The tourism numbers might be down, and the hand sanitizer might be a little more prominent, but life in Paris is beginning to become a little more normal, with visitors returning to the Eiffel Tower, the pavement bistros, and, of course, the city’s haute-couture stores.
“Mr. Dior had the courage to launch his brand right after the war, an act of rebellion against the dark times. We are not very hopeful that we will have lots of tourists until next year. So with less tourism, we have the chance and the duty to better take care of locals.”
Pietro Beccari, president and chief executive officer of Christian Dior Couture, told Womens Wear Daily during a walk around the new space earlier this month.
Don’t expect Peter Marino to create a mere pastiche of the old when he is reimagining a historic building. For the architect, who was entrusted with his third intervention at Dior’s legendary address, “times have changed, evolution is inexorable, things move forward.” Indeed, at the corner of Rue François I and Avenue Montaigne, visitors will now find a two-story Dior boutique, a restaurant, a patisserie, three gardens, a 21,500-square-foot museum chronicling Christian Dior’s epic story, and, the most recent additions, renovated haute couture and jewelry workshops.
Peter Marino oversaw the five-story, 900+ square-meter space, restoring its stone façade and bay windows to complement the surrounding cityscape, while filling the building’s interior with artworks by Martin d’Orgeval, Peter Seal, and Alyson Shotz, as well as furniture by Pierre Paul, Mattia Bonetti, and Franck Evennou, among others.
It is a place of possibilities, unique in the world of luxury, combining history, creativity, and know-how.
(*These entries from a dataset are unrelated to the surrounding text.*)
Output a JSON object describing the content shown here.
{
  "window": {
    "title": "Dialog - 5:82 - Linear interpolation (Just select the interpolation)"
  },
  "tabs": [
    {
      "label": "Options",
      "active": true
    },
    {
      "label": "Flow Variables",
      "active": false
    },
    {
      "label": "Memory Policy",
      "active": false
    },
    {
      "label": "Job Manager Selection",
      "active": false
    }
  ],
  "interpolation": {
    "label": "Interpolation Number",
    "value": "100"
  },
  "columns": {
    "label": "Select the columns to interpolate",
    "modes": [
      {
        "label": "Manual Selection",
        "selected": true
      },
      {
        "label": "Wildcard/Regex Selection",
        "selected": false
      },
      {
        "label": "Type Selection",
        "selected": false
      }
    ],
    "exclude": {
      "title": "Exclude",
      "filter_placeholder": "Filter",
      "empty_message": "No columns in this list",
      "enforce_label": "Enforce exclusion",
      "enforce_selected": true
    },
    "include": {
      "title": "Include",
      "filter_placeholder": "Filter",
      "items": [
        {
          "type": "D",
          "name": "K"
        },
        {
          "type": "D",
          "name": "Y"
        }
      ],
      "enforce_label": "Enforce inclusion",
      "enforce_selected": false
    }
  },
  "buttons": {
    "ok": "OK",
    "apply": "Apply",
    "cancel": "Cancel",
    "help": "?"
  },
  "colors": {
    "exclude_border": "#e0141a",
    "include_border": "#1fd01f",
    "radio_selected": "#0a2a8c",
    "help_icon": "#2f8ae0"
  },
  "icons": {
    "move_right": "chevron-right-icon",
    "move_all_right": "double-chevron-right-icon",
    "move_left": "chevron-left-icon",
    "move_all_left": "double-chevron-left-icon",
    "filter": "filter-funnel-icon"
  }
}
As Peter Marino pays tribute to the history of the House of Dior, he does so by anchoring it in the present, as in the Rotonde, which dazzles with its wooden moldings and exposed steel beams. The contrast between heritage and modernity is expressed throughout the nearly 108,000-square-foot complex, thanks to the combination of more than a hundred different materials, from stone to precious fabrics in a gradation of whites.
A focus on the play of light and a sense of space is omnipresent in the building’s redesign. Nature and flowers, dear to Christian Dior, are also common themes. They are fitting, as Dior loved nothing more than to be in the beautiful garden of his home in Granville, in Normandy.
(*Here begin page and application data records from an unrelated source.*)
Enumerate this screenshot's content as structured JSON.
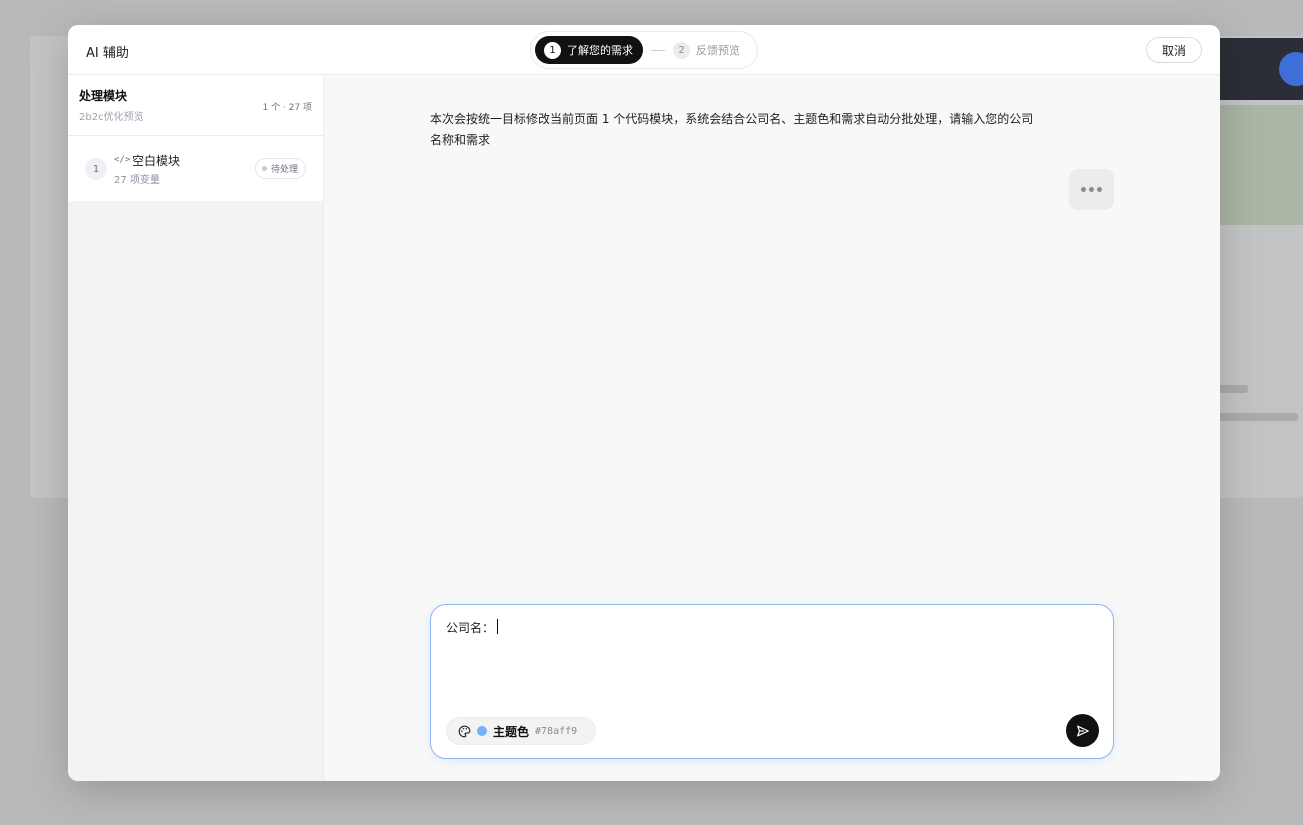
{
  "modal": {
    "title": "AI 辅助",
    "cancel_label": "取消"
  },
  "stepper": {
    "steps": [
      {
        "num": "1",
        "label": "了解您的需求",
        "active": true
      },
      {
        "num": "2",
        "label": "反馈预览",
        "active": false
      }
    ]
  },
  "sidebar": {
    "title": "处理模块",
    "subtitle": "2b2c优化预览",
    "count": "1 个 · 27 项",
    "items": [
      {
        "num": "1",
        "icon": "code-icon",
        "code_glyph": "</>",
        "title": "空白模块",
        "sub": "27 项变量",
        "status": "待处理"
      }
    ]
  },
  "chat": {
    "message": "本次会按统一目标修改当前页面 1 个代码模块，系统会结合公司名、主题色和需求自动分批处理，请输入您的公司名称和需求"
  },
  "composer": {
    "prefix": "公司名：",
    "theme_label": "主题色",
    "theme_hex": "#78aff9",
    "theme_color": "#78aff9"
  },
  "colors": {
    "accent": "#111111",
    "input_border": "#8fb5f5"
  }
}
The Gallery, a vast space, retraces the nearly 75-year history of Dior. Conceived as a museum that shows how fashion’s evolution reflects social trends—and also how society reflects trends in fashion—it includes pieces from different collections and scenography by Nathalie Crinière. Some emblematic places associated with Dior have also been moved here and preserved in their original states, such as Christian Dior’s office and a room of fitting mannequins.
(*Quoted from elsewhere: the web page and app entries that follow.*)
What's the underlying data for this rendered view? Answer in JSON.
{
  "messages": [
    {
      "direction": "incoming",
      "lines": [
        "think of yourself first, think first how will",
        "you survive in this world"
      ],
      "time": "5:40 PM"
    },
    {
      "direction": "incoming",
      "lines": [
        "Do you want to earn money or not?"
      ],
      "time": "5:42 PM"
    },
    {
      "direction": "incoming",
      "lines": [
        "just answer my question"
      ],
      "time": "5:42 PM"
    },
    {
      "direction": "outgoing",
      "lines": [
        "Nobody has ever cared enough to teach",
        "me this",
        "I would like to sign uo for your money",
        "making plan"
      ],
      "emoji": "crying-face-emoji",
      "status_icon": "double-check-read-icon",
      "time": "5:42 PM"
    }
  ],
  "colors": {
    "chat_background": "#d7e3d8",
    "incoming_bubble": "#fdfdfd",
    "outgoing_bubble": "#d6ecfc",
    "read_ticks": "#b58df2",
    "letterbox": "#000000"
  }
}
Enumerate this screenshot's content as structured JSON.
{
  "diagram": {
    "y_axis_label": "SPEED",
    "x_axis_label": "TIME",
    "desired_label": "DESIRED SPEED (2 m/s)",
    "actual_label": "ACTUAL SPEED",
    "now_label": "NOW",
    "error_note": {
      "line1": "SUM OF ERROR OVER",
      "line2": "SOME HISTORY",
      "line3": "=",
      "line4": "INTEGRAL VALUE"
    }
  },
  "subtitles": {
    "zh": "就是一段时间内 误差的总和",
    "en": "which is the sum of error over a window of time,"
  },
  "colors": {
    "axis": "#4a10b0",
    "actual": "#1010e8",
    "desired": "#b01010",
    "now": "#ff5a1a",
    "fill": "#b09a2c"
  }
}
Finally, a stay in La Suite Dior makes for an unusual journey into French hospitality. Guests get the keys to 30 Montaigne for one night, fulfilling Marino’s wish to create a place in which “people can take their time and feel comfortable. Time—like space, light, and these gardens—is one of the most important elements when experiencing this address.”